> PROBLEM STATEMENT: All of the listing is to be written out word for word, with the pictures left out.

☆ ☆ ☆ ☆

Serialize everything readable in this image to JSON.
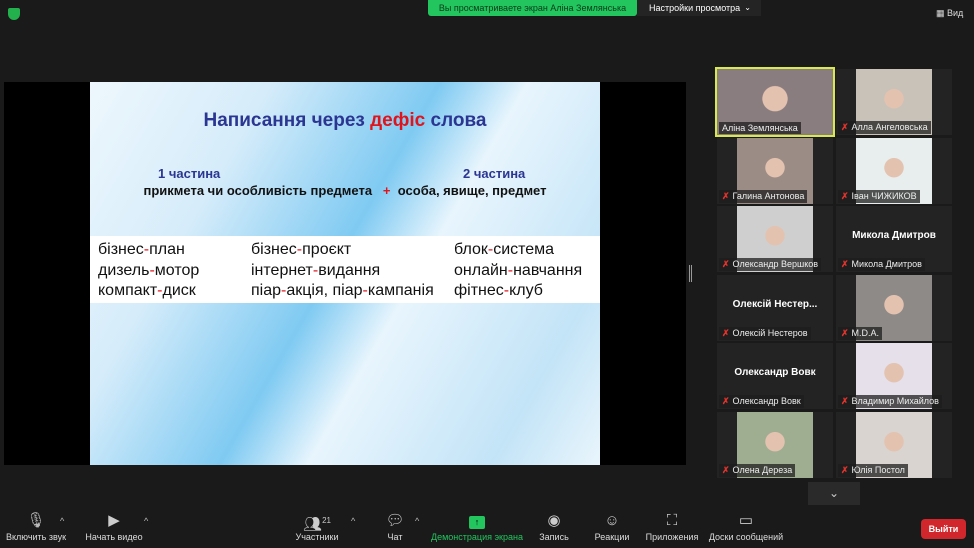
{
  "top": {
    "banner": "Вы просматриваете экран Аліна Землянська",
    "view_settings": "Настройки просмотра",
    "view": "Вид",
    "shield_color": "#23b14d"
  },
  "slide": {
    "title_a": "Написання через ",
    "title_b": "дефіс",
    "title_c": " слова",
    "part1": "1 частина",
    "part2": "2 частина",
    "desc_a": "прикмета чи особливість предмета",
    "plus": "+",
    "desc_b": "особа, явище,  предмет",
    "columns": [
      [
        "бізнес-план",
        "дизель-мотор",
        "компакт-диск"
      ],
      [
        "бізнес-проєкт",
        "інтернет-видання",
        "піар-акція, піар-кампанія"
      ],
      [
        "блок-система",
        "онлайн-навчання",
        "фітнес-клуб"
      ]
    ]
  },
  "participants": [
    {
      "name": "Аліна Землянська",
      "muted": false,
      "video": true,
      "active": true,
      "color": "#8a7d80"
    },
    {
      "name": "Алла Ангеловська",
      "muted": true,
      "video": true,
      "color": "#c9c2b8"
    },
    {
      "name": "Галина Антонова",
      "muted": true,
      "video": true,
      "color": "#9c8c86"
    },
    {
      "name": "Іван ЧИЖИКОВ",
      "muted": true,
      "video": true,
      "color": "#e8eeee"
    },
    {
      "name": "Олександр Вершков",
      "muted": true,
      "video": true,
      "color": "#cfcfcf"
    },
    {
      "name": "Микола Дмитров",
      "muted": true,
      "video": false,
      "big": "Микола Дмитров"
    },
    {
      "name": "Олексій Нестеров",
      "muted": true,
      "video": false,
      "big": "Олексій  Нестер..."
    },
    {
      "name": "M.D.A.",
      "muted": true,
      "video": true,
      "color": "#8d8a88"
    },
    {
      "name": "Олександр Вовк",
      "muted": true,
      "video": false,
      "big": "Олександр Вовк"
    },
    {
      "name": "Владимир Михайлов",
      "muted": true,
      "video": true,
      "color": "#e5e0ea"
    },
    {
      "name": "Олена Дереза",
      "muted": true,
      "video": true,
      "color": "#9fae90"
    },
    {
      "name": "Юлія Постол",
      "muted": true,
      "video": true,
      "color": "#d9d4d0"
    }
  ],
  "toolbar": {
    "unmute": "Включить звук",
    "start_video": "Начать видео",
    "participants": "Участники",
    "participants_count": "21",
    "chat": "Чат",
    "share": "Демонстрация экрана",
    "record": "Запись",
    "reactions": "Реакции",
    "apps": "Приложения",
    "whiteboards": "Доски сообщений",
    "leave": "Выйти",
    "share_color": "#22c55e",
    "leave_color": "#d1262b"
  }
}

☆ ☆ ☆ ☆

> WRITTEN ANSWER:
Serialize everything readable in this image to JSON.
{
  "top": {
    "banner": "Вы просматриваете экран Аліна Землянська",
    "view_settings": "Настройки просмотра",
    "view": "Вид",
    "shield_color": "#23b14d"
  },
  "slide": {
    "title_a": "Написання через ",
    "title_b": "дефіс",
    "title_c": " слова",
    "part1": "1 частина",
    "part2": "2 частина",
    "desc_a": "прикмета чи особливість предмета",
    "plus": "+",
    "desc_b": "особа, явище,  предмет",
    "columns": [
      [
        "бізнес-план",
        "дизель-мотор",
        "компакт-диск"
      ],
      [
        "бізнес-проєкт",
        "інтернет-видання",
        "піар-акція, піар-кампанія"
      ],
      [
        "блок-система",
        "онлайн-навчання",
        "фітнес-клуб"
      ]
    ]
  },
  "participants": [
    {
      "name": "Аліна Землянська",
      "muted": false,
      "video": true,
      "active": true,
      "color": "#8a7d80"
    },
    {
      "name": "Алла Ангеловська",
      "muted": true,
      "video": true,
      "color": "#c9c2b8"
    },
    {
      "name": "Галина Антонова",
      "muted": true,
      "video": true,
      "color": "#9c8c86"
    },
    {
      "name": "Іван ЧИЖИКОВ",
      "muted": true,
      "video": true,
      "color": "#e8eeee"
    },
    {
      "name": "Олександр Вершков",
      "muted": true,
      "video": true,
      "color": "#cfcfcf"
    },
    {
      "name": "Микола Дмитров",
      "muted": true,
      "video": false,
      "big": "Микола Дмитров"
    },
    {
      "name": "Олексій Нестеров",
      "muted": true,
      "video": false,
      "big": "Олексій  Нестер..."
    },
    {
      "name": "M.D.A.",
      "muted": true,
      "video": true,
      "color": "#8d8a88"
    },
    {
      "name": "Олександр Вовк",
      "muted": true,
      "video": false,
      "big": "Олександр Вовк"
    },
    {
      "name": "Владимир Михайлов",
      "muted": true,
      "video": true,
      "color": "#e5e0ea"
    },
    {
      "name": "Олена Дереза",
      "muted": true,
      "video": true,
      "color": "#9fae90"
    },
    {
      "name": "Юлія Постол",
      "muted": true,
      "video": true,
      "color": "#d9d4d0"
    }
  ],
  "toolbar": {
    "unmute": "Включить звук",
    "start_video": "Начать видео",
    "participants": "Участники",
    "participants_count": "21",
    "chat": "Чат",
    "share": "Демонстрация экрана",
    "record": "Запись",
    "reactions": "Реакции",
    "apps": "Приложения",
    "whiteboards": "Доски сообщений",
    "leave": "Выйти",
    "share_color": "#22c55e",
    "leave_color": "#d1262b"
  }
}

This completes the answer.